-- Opening Marker --

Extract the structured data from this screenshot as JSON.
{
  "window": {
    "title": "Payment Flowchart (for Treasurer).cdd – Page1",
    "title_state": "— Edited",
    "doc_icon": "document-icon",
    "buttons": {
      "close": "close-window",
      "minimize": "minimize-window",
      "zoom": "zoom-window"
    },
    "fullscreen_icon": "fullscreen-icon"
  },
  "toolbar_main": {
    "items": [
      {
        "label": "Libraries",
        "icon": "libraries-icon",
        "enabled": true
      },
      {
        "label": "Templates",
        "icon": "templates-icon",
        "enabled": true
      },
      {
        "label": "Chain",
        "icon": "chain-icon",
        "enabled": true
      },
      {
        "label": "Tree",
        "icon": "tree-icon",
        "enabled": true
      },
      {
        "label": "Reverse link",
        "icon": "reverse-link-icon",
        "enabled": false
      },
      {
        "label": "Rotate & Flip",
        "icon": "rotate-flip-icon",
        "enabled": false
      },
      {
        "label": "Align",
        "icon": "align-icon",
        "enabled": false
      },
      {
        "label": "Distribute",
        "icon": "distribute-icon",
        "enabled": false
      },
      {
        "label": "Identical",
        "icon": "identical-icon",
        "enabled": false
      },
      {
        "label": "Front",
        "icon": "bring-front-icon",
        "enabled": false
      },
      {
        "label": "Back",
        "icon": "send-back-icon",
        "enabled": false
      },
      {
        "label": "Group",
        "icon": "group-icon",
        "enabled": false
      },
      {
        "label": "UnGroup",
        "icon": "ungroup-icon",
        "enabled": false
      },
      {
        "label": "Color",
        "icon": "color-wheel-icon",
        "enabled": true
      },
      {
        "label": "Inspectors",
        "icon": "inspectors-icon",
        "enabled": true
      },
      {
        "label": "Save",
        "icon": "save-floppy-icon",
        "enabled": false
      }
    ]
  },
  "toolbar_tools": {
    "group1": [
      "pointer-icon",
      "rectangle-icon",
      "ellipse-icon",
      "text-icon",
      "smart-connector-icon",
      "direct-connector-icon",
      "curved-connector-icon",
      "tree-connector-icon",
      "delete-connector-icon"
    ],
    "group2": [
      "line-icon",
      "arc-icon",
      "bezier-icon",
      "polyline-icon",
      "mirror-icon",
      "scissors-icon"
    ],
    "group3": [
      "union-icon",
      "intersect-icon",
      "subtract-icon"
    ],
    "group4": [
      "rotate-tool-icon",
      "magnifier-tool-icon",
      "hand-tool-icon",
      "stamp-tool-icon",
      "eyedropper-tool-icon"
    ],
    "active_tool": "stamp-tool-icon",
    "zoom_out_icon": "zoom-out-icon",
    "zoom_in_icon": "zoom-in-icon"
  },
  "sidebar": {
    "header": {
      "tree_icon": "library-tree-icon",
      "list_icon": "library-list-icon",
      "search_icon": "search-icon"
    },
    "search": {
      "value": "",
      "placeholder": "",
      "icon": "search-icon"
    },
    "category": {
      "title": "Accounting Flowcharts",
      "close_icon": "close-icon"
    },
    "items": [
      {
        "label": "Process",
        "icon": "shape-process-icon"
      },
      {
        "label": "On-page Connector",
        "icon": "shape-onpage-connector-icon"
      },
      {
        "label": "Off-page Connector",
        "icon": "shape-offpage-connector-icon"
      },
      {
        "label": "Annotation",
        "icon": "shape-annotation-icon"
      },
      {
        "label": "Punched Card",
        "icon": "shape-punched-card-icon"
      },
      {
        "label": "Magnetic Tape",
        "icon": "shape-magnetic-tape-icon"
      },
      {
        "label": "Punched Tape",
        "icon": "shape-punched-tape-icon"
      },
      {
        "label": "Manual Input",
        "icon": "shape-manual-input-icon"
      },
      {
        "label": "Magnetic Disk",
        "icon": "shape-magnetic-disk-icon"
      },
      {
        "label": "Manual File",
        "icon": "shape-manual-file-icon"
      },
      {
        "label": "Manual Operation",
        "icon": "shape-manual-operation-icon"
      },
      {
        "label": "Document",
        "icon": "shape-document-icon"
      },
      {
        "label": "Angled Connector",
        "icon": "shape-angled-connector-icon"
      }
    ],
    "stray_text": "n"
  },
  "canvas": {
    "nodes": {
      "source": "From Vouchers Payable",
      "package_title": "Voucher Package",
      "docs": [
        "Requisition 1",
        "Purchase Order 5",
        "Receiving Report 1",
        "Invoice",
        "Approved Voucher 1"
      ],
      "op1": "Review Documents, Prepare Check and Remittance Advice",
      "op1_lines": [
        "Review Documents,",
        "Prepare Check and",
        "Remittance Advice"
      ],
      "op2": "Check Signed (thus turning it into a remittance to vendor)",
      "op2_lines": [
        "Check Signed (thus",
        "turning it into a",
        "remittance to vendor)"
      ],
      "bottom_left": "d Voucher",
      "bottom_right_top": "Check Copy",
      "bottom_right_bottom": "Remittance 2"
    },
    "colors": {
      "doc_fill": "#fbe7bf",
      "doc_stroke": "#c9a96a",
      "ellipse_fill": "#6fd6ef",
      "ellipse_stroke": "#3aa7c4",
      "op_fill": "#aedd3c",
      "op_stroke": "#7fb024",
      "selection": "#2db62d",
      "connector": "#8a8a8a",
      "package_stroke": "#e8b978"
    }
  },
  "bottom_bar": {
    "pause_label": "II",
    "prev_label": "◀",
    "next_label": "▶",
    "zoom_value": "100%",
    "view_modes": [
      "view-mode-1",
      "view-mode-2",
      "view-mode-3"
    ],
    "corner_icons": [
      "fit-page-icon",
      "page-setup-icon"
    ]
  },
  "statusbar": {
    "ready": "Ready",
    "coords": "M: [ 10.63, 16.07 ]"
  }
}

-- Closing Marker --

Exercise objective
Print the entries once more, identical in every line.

The completed task
Extract the structured data from this screenshot as JSON.
{
  "window": {
    "title": "Payment Flowchart (for Treasurer).cdd – Page1",
    "title_state": "— Edited",
    "doc_icon": "document-icon",
    "buttons": {
      "close": "close-window",
      "minimize": "minimize-window",
      "zoom": "zoom-window"
    },
    "fullscreen_icon": "fullscreen-icon"
  },
  "toolbar_main": {
    "items": [
      {
        "label": "Libraries",
        "icon": "libraries-icon",
        "enabled": true
      },
      {
        "label": "Templates",
        "icon": "templates-icon",
        "enabled": true
      },
      {
        "label": "Chain",
        "icon": "chain-icon",
        "enabled": true
      },
      {
        "label": "Tree",
        "icon": "tree-icon",
        "enabled": true
      },
      {
        "label": "Reverse link",
        "icon": "reverse-link-icon",
        "enabled": false
      },
      {
        "label": "Rotate & Flip",
        "icon": "rotate-flip-icon",
        "enabled": false
      },
      {
        "label": "Align",
        "icon": "align-icon",
        "enabled": false
      },
      {
        "label": "Distribute",
        "icon": "distribute-icon",
        "enabled": false
      },
      {
        "label": "Identical",
        "icon": "identical-icon",
        "enabled": false
      },
      {
        "label": "Front",
        "icon": "bring-front-icon",
        "enabled": false
      },
      {
        "label": "Back",
        "icon": "send-back-icon",
        "enabled": false
      },
      {
        "label": "Group",
        "icon": "group-icon",
        "enabled": false
      },
      {
        "label": "UnGroup",
        "icon": "ungroup-icon",
        "enabled": false
      },
      {
        "label": "Color",
        "icon": "color-wheel-icon",
        "enabled": true
      },
      {
        "label": "Inspectors",
        "icon": "inspectors-icon",
        "enabled": true
      },
      {
        "label": "Save",
        "icon": "save-floppy-icon",
        "enabled": false
      }
    ]
  },
  "toolbar_tools": {
    "group1": [
      "pointer-icon",
      "rectangle-icon",
      "ellipse-icon",
      "text-icon",
      "smart-connector-icon",
      "direct-connector-icon",
      "curved-connector-icon",
      "tree-connector-icon",
      "delete-connector-icon"
    ],
    "group2": [
      "line-icon",
      "arc-icon",
      "bezier-icon",
      "polyline-icon",
      "mirror-icon",
      "scissors-icon"
    ],
    "group3": [
      "union-icon",
      "intersect-icon",
      "subtract-icon"
    ],
    "group4": [
      "rotate-tool-icon",
      "magnifier-tool-icon",
      "hand-tool-icon",
      "stamp-tool-icon",
      "eyedropper-tool-icon"
    ],
    "active_tool": "stamp-tool-icon",
    "zoom_out_icon": "zoom-out-icon",
    "zoom_in_icon": "zoom-in-icon"
  },
  "sidebar": {
    "header": {
      "tree_icon": "library-tree-icon",
      "list_icon": "library-list-icon",
      "search_icon": "search-icon"
    },
    "search": {
      "value": "",
      "placeholder": "",
      "icon": "search-icon"
    },
    "category": {
      "title": "Accounting Flowcharts",
      "close_icon": "close-icon"
    },
    "items": [
      {
        "label": "Process",
        "icon": "shape-process-icon"
      },
      {
        "label": "On-page Connector",
        "icon": "shape-onpage-connector-icon"
      },
      {
        "label": "Off-page Connector",
        "icon": "shape-offpage-connector-icon"
      },
      {
        "label": "Annotation",
        "icon": "shape-annotation-icon"
      },
      {
        "label": "Punched Card",
        "icon": "shape-punched-card-icon"
      },
      {
        "label": "Magnetic Tape",
        "icon": "shape-magnetic-tape-icon"
      },
      {
        "label": "Punched Tape",
        "icon": "shape-punched-tape-icon"
      },
      {
        "label": "Manual Input",
        "icon": "shape-manual-input-icon"
      },
      {
        "label": "Magnetic Disk",
        "icon": "shape-magnetic-disk-icon"
      },
      {
        "label": "Manual File",
        "icon": "shape-manual-file-icon"
      },
      {
        "label": "Manual Operation",
        "icon": "shape-manual-operation-icon"
      },
      {
        "label": "Document",
        "icon": "shape-document-icon"
      },
      {
        "label": "Angled Connector",
        "icon": "shape-angled-connector-icon"
      }
    ],
    "stray_text": "n"
  },
  "canvas": {
    "nodes": {
      "source": "From Vouchers Payable",
      "package_title": "Voucher Package",
      "docs": [
        "Requisition 1",
        "Purchase Order 5",
        "Receiving Report 1",
        "Invoice",
        "Approved Voucher 1"
      ],
      "op1": "Review Documents, Prepare Check and Remittance Advice",
      "op1_lines": [
        "Review Documents,",
        "Prepare Check and",
        "Remittance Advice"
      ],
      "op2": "Check Signed (thus turning it into a remittance to vendor)",
      "op2_lines": [
        "Check Signed (thus",
        "turning it into a",
        "remittance to vendor)"
      ],
      "bottom_left": "d Voucher",
      "bottom_right_top": "Check Copy",
      "bottom_right_bottom": "Remittance 2"
    },
    "colors": {
      "doc_fill": "#fbe7bf",
      "doc_stroke": "#c9a96a",
      "ellipse_fill": "#6fd6ef",
      "ellipse_stroke": "#3aa7c4",
      "op_fill": "#aedd3c",
      "op_stroke": "#7fb024",
      "selection": "#2db62d",
      "connector": "#8a8a8a",
      "package_stroke": "#e8b978"
    }
  },
  "bottom_bar": {
    "pause_label": "II",
    "prev_label": "◀",
    "next_label": "▶",
    "zoom_value": "100%",
    "view_modes": [
      "view-mode-1",
      "view-mode-2",
      "view-mode-3"
    ],
    "corner_icons": [
      "fit-page-icon",
      "page-setup-icon"
    ]
  },
  "statusbar": {
    "ready": "Ready",
    "coords": "M: [ 10.63, 16.07 ]"
  }
}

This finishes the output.